If Congress is all about sausage-making, Washington's political-money industry has its own specialty: slicing the particular sausage that is campaign finance law, thinner and thinner.
The meat of the law is in its definitions. What is a "contribution"? An "expenditure"? What does "coordinate" really mean? "Public communication"? How about "candidate"?
The campaign-finance law, its amendments, regulations and related court decisions define these terms and dozens of others. Nowadays, the art of campaign-finance lawyering lies in determining what a definition fails to say — and then driving a cash-filled truck through the loophole.
"It doesn't include everything someone could think of," said David Keating, the inventor of a type of political action committee known as a superPAC and president of the anti-regulation Center for Competitive Politics.
Keating was talking about one particular definition. He could have been referring to any or all of them.
Consider Correct the Record, a liberal group built to strike back against conservatives who attack Democratic candidate Hillary Clinton. It recently announced that it has officially registered as a superPAC, and it will work directly with the Clinton campaign. Up until now, those were seen as legally incompatible. SuperPACs cannot coordinate with candidate campaigns.
Correct the Record says it won't advertise, which means its messages won't count as contributions to Clinton, or expenditures on her behalf. In turn, that means the bar on coordination won't apply. The superPAC can't be compensated by the Clinton campaign. No problem. It can raise unlimited contributions.
"You could read it that way," said Brett Kappel, a campaign-finance lawyer, who dissected this for NPR.
Correct the Record's move is audacious, but no more than the deal arranged for Republican "un-candidate" Jeb Bush and the officially unconnected Right to Rise Super PAC. In the first five months of 2015, Bush and others are expected to have raised $100 million for Right to Rise.
That's because Bush's legal team took an FEC rule — that candidates can only solicit contributions of $5,000 or less — and stood it on its head. Don't become a candidate, or at least not while you're asking billionaires for money.

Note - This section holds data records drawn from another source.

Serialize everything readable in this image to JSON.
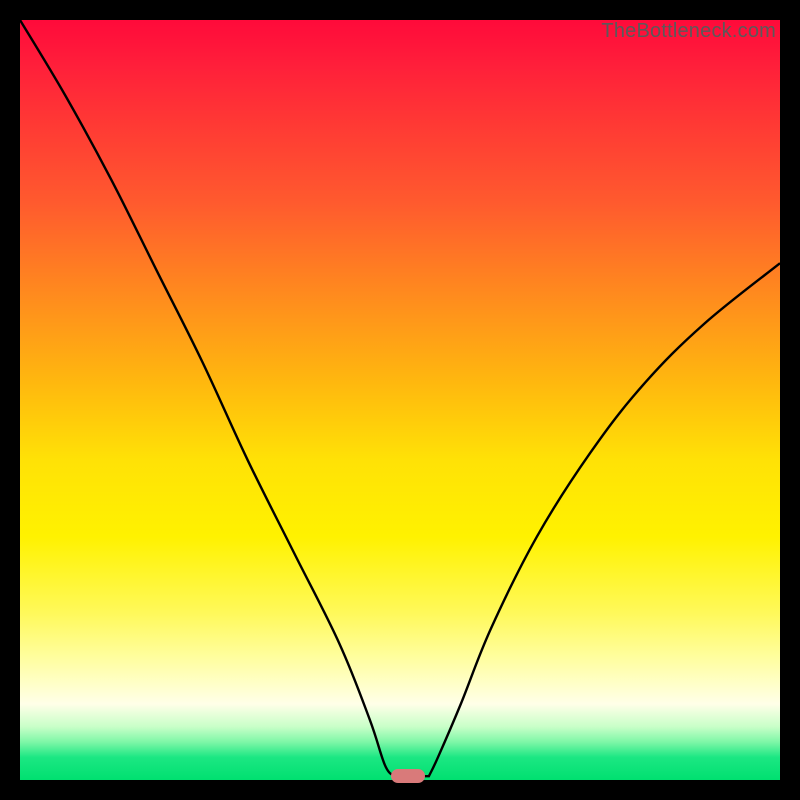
{
  "watermark": "TheBottleneck.com",
  "chart_data": {
    "type": "line",
    "title": "",
    "xlabel": "",
    "ylabel": "",
    "xlim": [
      0,
      100
    ],
    "ylim": [
      0,
      100
    ],
    "grid": false,
    "legend": false,
    "background_gradient": {
      "top": "#ff0a3a",
      "mid_upper": "#ff8a1e",
      "mid": "#fff200",
      "lower": "#ffffe8",
      "bottom": "#00e070"
    },
    "series": [
      {
        "name": "bottleneck-curve-left",
        "x": [
          0,
          6,
          12,
          18,
          24,
          30,
          36,
          42,
          46,
          48,
          49.2
        ],
        "values": [
          100,
          90,
          79,
          67,
          55,
          42,
          30,
          18,
          8,
          2,
          0.5
        ]
      },
      {
        "name": "bottleneck-curve-right",
        "x": [
          53.8,
          55,
          58,
          62,
          68,
          75,
          82,
          90,
          100
        ],
        "values": [
          0.5,
          3,
          10,
          20,
          32,
          43,
          52,
          60,
          68
        ]
      }
    ],
    "flat_segment": {
      "x_start": 49.2,
      "x_end": 53.8,
      "value": 0.5
    },
    "marker": {
      "x": 51,
      "y": 0.5,
      "color": "#d97a7a"
    }
  }
}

"Any federal candidate or officeholder could not do it," Keating said.